Golf, CrossFit, Cards…whatever. “Who” is the reason you are there.


Sunday musings 7/20/14: The Risk of Unshakeable Belief

Sunday musings…

1) Fonzie. Henry Winkler is 68 years old. Ayyyyy…

2) Open. Oldest golf tournament in the world coming to a close as I type. Sergio comes up jusssst a bit short. Again.

Dude’ consistent. Gotta give him that.

3) Aviary. Mrs. bingo is the “Bird Whisperer.” Who knew there were so many types of birds in suburbia?

I remember when a robin was an exotic creature.

4) Change. The only thing that is constant is change. This applies everywhere to everything. Next weekend will bring the latest edition of the CrossFit Games. There will be change. Count on it. I have absolutely no inside information whatsoever, but you can make bank on this. There will be change.

How could I possibly know this? Well, a part of it is just a basic fact of life. Stuff changes. The other part is simply history. If you’ve been paying the least bit of attention the last, oh, 10 years or so, you’ve notice that the folks who run things in our little CrossFit world are ever and always changing things up. I’m not really sure if the Black Box is outwardly (or inwardly) any different, but the leadership team is constantly changing up the left side input to see what comes out of the right side. From where I sit each change has brought a net improvement. The only thing we know for sure is that there will be change next week at The CrossFit Games.

Now in reality, unless you make your living from The Games of from CrossFit, this particular change is more interesting than integral in your life. It’s the fact of change, the constancy of change, and more so how you handle it both tactically and emotionally, that determines your destiny. Prepare for change and plan for change, because change is what you’re gonna get.

5) Unshakeable. This week I spent some time talking to a couple of folks who, unbeknownst to them, were talking about each other. Well, talking to them is not really accurate–they were having a discussion and I was having a listen. Both were talking about the effects of a particular happening on a particular person, effects that both could surely see if only they cared to remove their blinders and look. They told wildly different stories. Their belief sets were so unshakeable, so impervious to penetration by petty inconveniences like facts and reality, it was as if they wore not lenses to clarify but masks to obscure.
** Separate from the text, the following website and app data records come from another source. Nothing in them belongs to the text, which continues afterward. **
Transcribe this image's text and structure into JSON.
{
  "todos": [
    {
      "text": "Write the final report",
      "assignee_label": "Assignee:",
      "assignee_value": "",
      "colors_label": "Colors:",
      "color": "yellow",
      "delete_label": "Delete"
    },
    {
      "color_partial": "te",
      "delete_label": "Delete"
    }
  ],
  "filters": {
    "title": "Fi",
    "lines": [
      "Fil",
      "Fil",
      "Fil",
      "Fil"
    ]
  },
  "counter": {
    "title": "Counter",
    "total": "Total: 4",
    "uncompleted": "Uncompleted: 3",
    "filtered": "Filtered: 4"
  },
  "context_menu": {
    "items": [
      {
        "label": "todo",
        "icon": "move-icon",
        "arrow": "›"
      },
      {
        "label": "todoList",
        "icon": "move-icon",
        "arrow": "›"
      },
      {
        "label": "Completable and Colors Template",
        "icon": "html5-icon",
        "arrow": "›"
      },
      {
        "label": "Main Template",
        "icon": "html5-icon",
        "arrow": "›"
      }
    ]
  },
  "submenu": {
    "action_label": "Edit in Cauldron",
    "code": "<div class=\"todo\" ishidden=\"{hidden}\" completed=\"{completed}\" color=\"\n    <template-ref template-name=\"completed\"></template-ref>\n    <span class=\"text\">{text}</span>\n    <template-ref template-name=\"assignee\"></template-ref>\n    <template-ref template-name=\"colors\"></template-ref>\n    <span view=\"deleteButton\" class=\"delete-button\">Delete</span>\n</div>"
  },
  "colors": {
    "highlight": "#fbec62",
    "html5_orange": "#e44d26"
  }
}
The blind running from the blind, if you will.

I’m fascinated when I see this, and I do see this almost every day when I am plying my trade. So much of what is “known” about medicine isn’t really known at all but “felt”. I constantly run up against an unshakeable belief that is often expressed in a statement that begins “well, I would think that [you] would…” Indeed, I heard this from both folks telling me what was transpiring. I’m fascinated and exasperated in equal parts when I am on the listening end of this equation because of how completely this unshakeable belief nullifies the otherwise logical power of observable, measurable fact.

If I step back and think a little more deeply about this phenomenon I am also terrified that I, too, may harbor similarly unshakeable beliefs that blind me to the truths of a fact-based reality. This weekend brought a gathering of true experts in a particular field of my day job, one I was quite flattered to attend. There were a couple of points that I’m just convinced my colleagues got wrong, points of view it looks like I shared only with myself. Am I right? Is my insight so keen, my ability to analyze the data presented so much better, my advice so advanced that I am just a full step ahead of the rest of the group? Or is it rather that I am clinging to a point of view supported only by the virtual facts created by beliefs I am unable or unwilling to walk away from? The simple awareness that this may, indeed, be the case does place me in a better position than either of my conversational partners as far as ultimately being right, but is that enough?

Blinders of not, I guess we’ll see, eh?

I’ll see you next week…

Posted by bingo at July 20, 2014 11:06 AM